    The main question in choosing whether to legalize chicken keeping has little to do with the chickens themselves; they're smaller than most domestic dogs and often no noisier. Rather, the question is whether the existing municipal code addresses issues of noise, sanitation, rodent or pest infestation and the disallowal of roaming pets.

    If the city can enforce ordinances pertaining to these, there is no logical reason why a poultry ban should be necessary. Some towns include language prohibiting the raising of poultry for slaughter, some limit the number and sex of chickens that may be kept or what type of housing must be used. That type of management shouldn't really be necessary. Chicken keepers who keep small, clean flocks of city birds on their own property shouldn't have to jump through any more hoops than a keeper of dogs, cats, parrots or rabbits.

    Thank you for your consideration.

  • YeaOh Jul 11, 2008

    OUCH!!! That 30 foot rule is gona rule out about 90% of Cary.

  • alwayslovingu30 Jul 11, 2008

    Ihave had chickens 4 over A year the hens will stop laying in 2 months or so after the rooster is gone so I guess the dumb town of cary will have to supply A neutral place to keep roosters to make the hens start laying eggs again an we also eat our fertilized eggs taste the same nothing different an the chickens keep the bug an tick population down I have only had to spray my garden 2 times this year as apposed to no checkens I had to spray maybe twice A week depending on the rain if it rains U have to spray again if U have chickens no problem they will keep U pretty good on the bug population an ticks.I f cary had alot of cases of rocky mountain fever they would like chickens more

  • dwntwnboy Jul 11, 2008

    ..and they can tax them...call the fees Cluck Bucks!

  • IzzMad2016 Jul 11, 2008

    You Cary Bashers like to say anything derogatory about the community that you can. Do you not realize how petty and stupid the vast majority of your comments sound? Not to mention the fact that most of the things said are untrue. If you have to stoop to making it up as you go along all in the name of insulting everyone who lives here, is it really worth showing how ill-informed you actually are?
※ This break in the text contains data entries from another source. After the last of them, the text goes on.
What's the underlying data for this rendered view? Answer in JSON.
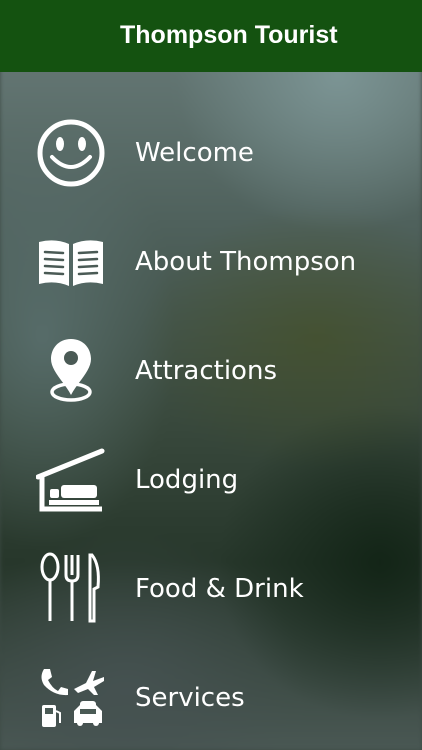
{
  "header": {
    "title": "Thompson Tourist"
  },
  "menu": {
    "items": [
      {
        "label": "Welcome",
        "icon": "smiley-icon"
      },
      {
        "label": "About Thompson",
        "icon": "open-book-icon"
      },
      {
        "label": "Attractions",
        "icon": "map-pin-icon"
      },
      {
        "label": "Lodging",
        "icon": "bed-icon"
      },
      {
        "label": "Food & Drink",
        "icon": "cutlery-icon"
      },
      {
        "label": "Services",
        "icon": "services-icon"
      }
    ]
  },
  "colors": {
    "header_bg": "#145210",
    "text": "#ffffff"
  }
}
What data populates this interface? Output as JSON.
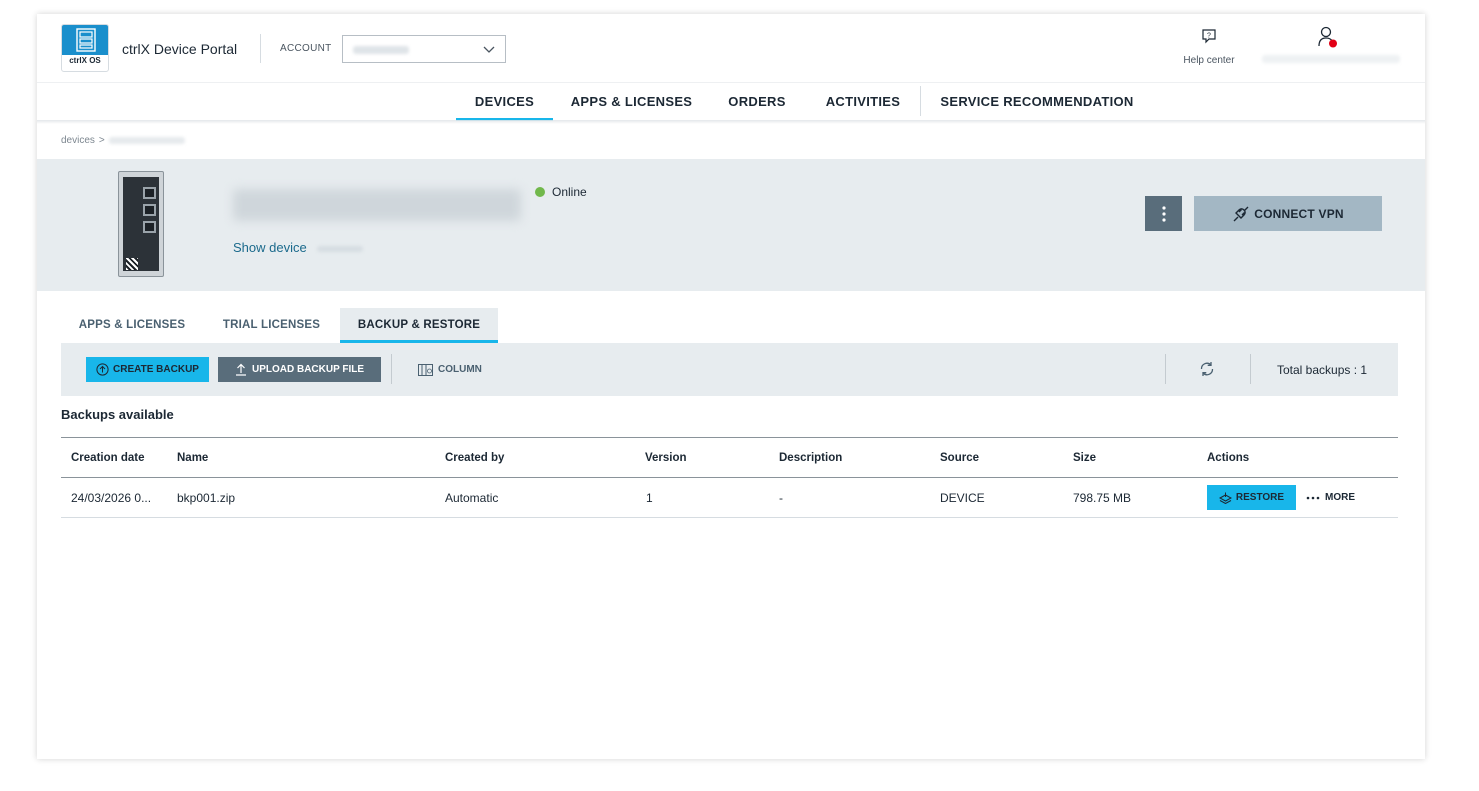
{
  "header": {
    "logo_text": "ctrlX OS",
    "app_title": "ctrlX Device Portal",
    "account_label": "ACCOUNT",
    "help_center_label": "Help center"
  },
  "nav": {
    "items": [
      {
        "label": "DEVICES",
        "active": true
      },
      {
        "label": "APPS & LICENSES",
        "active": false
      },
      {
        "label": "ORDERS",
        "active": false
      },
      {
        "label": "ACTIVITIES",
        "active": false
      },
      {
        "label": "SERVICE RECOMMENDATION",
        "active": false
      }
    ]
  },
  "breadcrumb": {
    "root": "devices",
    "separator": ">"
  },
  "device": {
    "status": "Online",
    "status_color": "#71b84b",
    "show_device_label": "Show device",
    "connect_vpn_label": "CONNECT VPN"
  },
  "tabs": [
    {
      "label": "APPS & LICENSES",
      "active": false
    },
    {
      "label": "TRIAL LICENSES",
      "active": false
    },
    {
      "label": "BACKUP & RESTORE",
      "active": true
    }
  ],
  "toolbar": {
    "create_backup_label": "CREATE BACKUP",
    "upload_backup_label": "UPLOAD BACKUP FILE",
    "column_label": "COLUMN",
    "total_backups": "Total backups : 1"
  },
  "section_title": "Backups available",
  "table": {
    "headers": [
      "Creation date",
      "Name",
      "Created by",
      "Version",
      "Description",
      "Source",
      "Size",
      "Actions"
    ],
    "rows": [
      {
        "creation_date": "24/03/2026 0...",
        "name": "bkp001.zip",
        "created_by": "Automatic",
        "version": "1",
        "description": "-",
        "source": "DEVICE",
        "size": "798.75 MB",
        "restore_label": "RESTORE",
        "more_label": "MORE"
      }
    ]
  },
  "colors": {
    "accent": "#18b6ea",
    "slate_button": "#596d7b",
    "band_background": "#e7ecef",
    "vpn_button": "#a3b7c4",
    "notification_dot": "#e20015"
  }
}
Get a life and leave us be.

  • Cleanup on Aisle Cool Jul 11, 2008

    Is it possible to keep hens in the same backyard as 2 collie dogs?
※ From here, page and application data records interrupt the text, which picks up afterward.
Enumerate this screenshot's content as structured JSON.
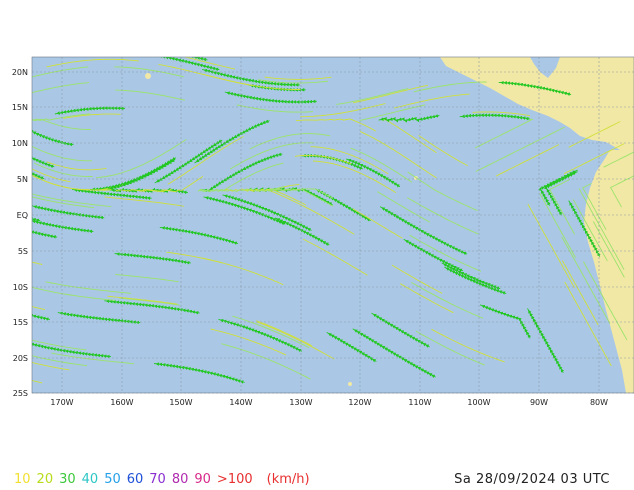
{
  "map": {
    "lat_labels": [
      "20N",
      "15N",
      "10N",
      "5N",
      "EQ",
      "5S",
      "10S",
      "15S",
      "20S",
      "25S"
    ],
    "lon_labels": [
      "170W",
      "160W",
      "150W",
      "140W",
      "130W",
      "120W",
      "110W",
      "100W",
      "90W",
      "80W"
    ],
    "colors": {
      "ocean": "#aac8e6",
      "land": "#f2e8a6",
      "grid": "#8d9aa8",
      "streamline_green": "#22c722",
      "streamline_yellow": "#cfe03a",
      "streamline_light": "#9be36b"
    }
  },
  "legend": {
    "items": [
      {
        "label": "10",
        "color": "#f2e030"
      },
      {
        "label": "20",
        "color": "#b7dc1c"
      },
      {
        "label": "30",
        "color": "#3cc83c"
      },
      {
        "label": "40",
        "color": "#2cc6c6"
      },
      {
        "label": "50",
        "color": "#24a0e8"
      },
      {
        "label": "60",
        "color": "#1e50d8"
      },
      {
        "label": "70",
        "color": "#8a2ed0"
      },
      {
        "label": "80",
        "color": "#b02ab0"
      },
      {
        "label": "90",
        "color": "#d82a8a"
      },
      {
        "label": ">100",
        "color": "#e83030"
      }
    ],
    "unit": "(km/h)",
    "unit_color": "#e83030"
  },
  "timestamp": "Sa 28/09/2024 03 UTC"
}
  • rushbot Jul 11, 2008

    I guess this will be an opportunity for all those Caryers who don't have a bird bath or bird feeder to attract avian flu vectors to have an avian flu vector as a full time resident on their property!

  • chickenlittle Jul 11, 2008

    dejanupe, hens lay eggs without roosters. If a rooster is present, hens may actually produce fewer eggs due to stress. Also, fertilized eggs are generally not sold for consumption.

  • rushbot Jul 11, 2008

    Soon Stepford, I mean Cary will be known for something other than muted earthtone houses and creepy bronze statues of children. It will be know for muted earthtone houses, creepy bronze statues of children, and muted earthtone chickens.

  • likemenow Jul 11, 2008

    What will Cary do next? Allow their residents to fly the American Flag?